:: Your objective ::
Only the number is needed: how many lines in the entries below contain the string "with"?

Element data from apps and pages
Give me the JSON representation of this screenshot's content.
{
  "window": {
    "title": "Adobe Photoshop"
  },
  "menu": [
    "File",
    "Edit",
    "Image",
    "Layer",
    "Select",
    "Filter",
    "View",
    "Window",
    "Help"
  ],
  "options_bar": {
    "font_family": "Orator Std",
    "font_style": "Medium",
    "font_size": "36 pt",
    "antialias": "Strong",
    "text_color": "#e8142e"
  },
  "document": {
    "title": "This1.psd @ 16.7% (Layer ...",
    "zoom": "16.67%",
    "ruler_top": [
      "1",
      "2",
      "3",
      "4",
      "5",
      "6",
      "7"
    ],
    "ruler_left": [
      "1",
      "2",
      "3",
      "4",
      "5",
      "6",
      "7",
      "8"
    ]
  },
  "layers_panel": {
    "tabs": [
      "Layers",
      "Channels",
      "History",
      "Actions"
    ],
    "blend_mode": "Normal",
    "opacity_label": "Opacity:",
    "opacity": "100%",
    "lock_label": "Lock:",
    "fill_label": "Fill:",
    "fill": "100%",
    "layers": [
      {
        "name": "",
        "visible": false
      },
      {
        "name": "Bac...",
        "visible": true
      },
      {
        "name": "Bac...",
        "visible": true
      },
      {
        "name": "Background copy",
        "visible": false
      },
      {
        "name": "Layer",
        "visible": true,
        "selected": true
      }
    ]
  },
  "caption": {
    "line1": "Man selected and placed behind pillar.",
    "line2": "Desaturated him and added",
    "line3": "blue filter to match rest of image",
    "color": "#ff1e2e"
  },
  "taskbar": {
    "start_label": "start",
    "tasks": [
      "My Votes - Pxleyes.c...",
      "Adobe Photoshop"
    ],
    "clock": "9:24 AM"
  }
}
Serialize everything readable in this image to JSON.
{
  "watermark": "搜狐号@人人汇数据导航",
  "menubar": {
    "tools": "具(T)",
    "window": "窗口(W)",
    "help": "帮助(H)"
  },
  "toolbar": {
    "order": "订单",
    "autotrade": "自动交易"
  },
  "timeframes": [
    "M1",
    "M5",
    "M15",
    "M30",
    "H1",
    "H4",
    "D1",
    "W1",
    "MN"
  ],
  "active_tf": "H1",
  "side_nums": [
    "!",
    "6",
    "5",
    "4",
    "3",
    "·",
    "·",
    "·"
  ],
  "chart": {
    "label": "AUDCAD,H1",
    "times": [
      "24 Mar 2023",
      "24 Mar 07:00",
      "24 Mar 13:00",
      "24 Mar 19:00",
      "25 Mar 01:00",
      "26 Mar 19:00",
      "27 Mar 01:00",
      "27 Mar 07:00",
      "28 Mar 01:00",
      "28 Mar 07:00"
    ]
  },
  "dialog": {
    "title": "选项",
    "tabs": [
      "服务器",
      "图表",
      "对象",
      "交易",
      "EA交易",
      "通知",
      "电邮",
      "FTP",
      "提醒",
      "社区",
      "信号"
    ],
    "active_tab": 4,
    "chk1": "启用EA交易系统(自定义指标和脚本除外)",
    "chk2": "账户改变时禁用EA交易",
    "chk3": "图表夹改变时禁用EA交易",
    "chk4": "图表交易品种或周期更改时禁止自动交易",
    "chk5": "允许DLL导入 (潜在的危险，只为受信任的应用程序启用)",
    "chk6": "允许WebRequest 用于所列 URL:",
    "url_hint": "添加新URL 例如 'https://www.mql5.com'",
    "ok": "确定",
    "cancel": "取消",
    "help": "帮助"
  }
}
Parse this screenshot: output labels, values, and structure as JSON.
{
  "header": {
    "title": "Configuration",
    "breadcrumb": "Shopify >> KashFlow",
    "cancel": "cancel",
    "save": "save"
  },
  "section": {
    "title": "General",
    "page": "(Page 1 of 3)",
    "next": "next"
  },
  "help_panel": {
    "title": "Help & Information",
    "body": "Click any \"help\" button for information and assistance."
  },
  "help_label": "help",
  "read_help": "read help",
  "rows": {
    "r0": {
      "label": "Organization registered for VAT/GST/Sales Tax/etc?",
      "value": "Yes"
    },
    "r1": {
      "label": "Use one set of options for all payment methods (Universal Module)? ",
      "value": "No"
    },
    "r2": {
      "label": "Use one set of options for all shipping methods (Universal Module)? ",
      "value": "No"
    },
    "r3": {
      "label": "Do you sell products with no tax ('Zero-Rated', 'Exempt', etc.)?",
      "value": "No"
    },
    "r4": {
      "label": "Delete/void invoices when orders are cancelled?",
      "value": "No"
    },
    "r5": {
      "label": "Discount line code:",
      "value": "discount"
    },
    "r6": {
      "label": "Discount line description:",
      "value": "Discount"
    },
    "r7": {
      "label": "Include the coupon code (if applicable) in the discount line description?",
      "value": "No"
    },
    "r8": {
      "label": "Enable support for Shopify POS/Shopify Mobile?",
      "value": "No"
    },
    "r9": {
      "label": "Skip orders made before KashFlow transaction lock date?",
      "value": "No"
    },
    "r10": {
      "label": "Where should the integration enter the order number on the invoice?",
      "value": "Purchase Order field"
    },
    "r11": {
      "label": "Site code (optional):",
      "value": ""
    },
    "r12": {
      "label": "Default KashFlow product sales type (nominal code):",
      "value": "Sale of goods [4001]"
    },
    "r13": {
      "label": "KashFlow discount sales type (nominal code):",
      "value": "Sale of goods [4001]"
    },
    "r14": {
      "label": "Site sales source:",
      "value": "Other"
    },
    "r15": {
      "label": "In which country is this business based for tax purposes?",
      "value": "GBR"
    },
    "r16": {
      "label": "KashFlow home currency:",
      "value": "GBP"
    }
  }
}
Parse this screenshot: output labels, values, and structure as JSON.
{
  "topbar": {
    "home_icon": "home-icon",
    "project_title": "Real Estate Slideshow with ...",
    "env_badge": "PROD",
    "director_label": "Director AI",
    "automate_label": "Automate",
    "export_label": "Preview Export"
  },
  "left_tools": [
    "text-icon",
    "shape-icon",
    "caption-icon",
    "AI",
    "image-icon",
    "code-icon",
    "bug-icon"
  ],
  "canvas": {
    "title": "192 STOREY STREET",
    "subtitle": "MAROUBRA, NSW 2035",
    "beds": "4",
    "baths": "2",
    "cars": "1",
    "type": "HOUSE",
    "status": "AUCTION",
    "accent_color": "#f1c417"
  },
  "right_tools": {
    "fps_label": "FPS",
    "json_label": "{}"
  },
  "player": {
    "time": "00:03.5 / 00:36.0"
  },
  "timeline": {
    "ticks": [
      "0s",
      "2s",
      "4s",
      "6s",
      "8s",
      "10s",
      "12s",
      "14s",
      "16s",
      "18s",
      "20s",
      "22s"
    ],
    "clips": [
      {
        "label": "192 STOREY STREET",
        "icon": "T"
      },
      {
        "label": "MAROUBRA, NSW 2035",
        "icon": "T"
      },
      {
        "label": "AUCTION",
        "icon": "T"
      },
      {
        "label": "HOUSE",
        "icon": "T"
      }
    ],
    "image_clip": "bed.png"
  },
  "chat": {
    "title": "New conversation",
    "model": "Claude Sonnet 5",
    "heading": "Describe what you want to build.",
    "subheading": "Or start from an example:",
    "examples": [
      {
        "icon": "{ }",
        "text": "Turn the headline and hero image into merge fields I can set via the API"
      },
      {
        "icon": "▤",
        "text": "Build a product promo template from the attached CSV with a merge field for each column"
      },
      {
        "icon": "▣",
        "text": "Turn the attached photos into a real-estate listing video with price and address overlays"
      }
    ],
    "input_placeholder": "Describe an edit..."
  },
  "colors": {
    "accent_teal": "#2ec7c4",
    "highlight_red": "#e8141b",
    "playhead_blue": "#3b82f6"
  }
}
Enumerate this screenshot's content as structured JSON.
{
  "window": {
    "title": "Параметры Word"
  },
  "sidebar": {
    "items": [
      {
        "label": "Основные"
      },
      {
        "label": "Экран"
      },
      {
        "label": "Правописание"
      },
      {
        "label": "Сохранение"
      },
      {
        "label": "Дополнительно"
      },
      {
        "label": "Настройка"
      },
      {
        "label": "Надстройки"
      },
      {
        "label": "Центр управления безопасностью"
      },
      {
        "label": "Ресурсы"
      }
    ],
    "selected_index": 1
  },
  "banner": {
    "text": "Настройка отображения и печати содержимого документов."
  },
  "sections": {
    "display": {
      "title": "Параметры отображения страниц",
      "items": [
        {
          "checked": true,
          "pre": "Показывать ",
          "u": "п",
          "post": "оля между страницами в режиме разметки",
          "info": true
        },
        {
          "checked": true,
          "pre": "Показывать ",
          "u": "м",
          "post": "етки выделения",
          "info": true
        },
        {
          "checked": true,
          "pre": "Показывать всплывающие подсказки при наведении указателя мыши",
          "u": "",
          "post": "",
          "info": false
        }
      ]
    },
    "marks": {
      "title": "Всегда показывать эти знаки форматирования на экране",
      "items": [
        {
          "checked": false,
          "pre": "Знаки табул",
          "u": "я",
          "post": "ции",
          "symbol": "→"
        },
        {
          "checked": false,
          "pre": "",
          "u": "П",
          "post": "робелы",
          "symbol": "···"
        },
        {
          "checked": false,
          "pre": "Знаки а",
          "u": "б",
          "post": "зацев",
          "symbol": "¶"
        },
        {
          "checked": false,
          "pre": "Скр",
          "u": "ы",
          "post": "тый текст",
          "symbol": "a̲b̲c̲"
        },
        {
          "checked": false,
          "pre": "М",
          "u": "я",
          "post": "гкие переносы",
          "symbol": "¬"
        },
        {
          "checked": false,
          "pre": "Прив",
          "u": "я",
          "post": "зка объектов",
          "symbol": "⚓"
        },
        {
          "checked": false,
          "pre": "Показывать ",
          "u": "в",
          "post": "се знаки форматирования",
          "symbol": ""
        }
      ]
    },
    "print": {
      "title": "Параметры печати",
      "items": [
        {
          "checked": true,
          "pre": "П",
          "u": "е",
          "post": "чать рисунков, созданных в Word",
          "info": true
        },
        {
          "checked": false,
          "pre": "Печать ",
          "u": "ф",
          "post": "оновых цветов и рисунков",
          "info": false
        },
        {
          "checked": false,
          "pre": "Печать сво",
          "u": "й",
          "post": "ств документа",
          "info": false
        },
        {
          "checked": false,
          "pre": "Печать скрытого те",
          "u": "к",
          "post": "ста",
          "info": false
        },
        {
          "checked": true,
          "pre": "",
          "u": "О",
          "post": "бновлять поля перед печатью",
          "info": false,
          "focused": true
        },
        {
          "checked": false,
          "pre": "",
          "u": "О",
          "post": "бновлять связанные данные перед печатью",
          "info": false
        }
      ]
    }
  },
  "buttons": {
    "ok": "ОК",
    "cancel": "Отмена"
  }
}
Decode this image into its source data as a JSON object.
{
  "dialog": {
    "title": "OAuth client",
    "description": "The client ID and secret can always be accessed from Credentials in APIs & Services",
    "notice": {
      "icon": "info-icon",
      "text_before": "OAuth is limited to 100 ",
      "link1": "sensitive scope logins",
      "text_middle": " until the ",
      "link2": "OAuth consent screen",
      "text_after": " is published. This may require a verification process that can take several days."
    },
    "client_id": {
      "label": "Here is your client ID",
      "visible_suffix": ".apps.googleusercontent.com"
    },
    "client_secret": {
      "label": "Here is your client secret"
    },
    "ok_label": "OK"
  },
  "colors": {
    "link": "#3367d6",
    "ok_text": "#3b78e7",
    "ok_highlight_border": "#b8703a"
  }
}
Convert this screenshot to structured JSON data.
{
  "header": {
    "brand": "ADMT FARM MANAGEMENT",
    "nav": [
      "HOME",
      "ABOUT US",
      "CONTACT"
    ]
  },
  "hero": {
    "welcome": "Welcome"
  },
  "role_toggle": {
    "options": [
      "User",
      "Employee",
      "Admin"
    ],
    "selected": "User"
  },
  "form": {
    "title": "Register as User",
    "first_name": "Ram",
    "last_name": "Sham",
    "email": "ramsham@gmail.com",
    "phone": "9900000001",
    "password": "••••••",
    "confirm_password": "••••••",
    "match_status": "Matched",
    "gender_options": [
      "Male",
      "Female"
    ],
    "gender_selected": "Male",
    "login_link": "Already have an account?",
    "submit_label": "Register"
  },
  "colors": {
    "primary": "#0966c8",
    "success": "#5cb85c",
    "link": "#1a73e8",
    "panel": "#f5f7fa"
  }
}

:: Answer below ::
4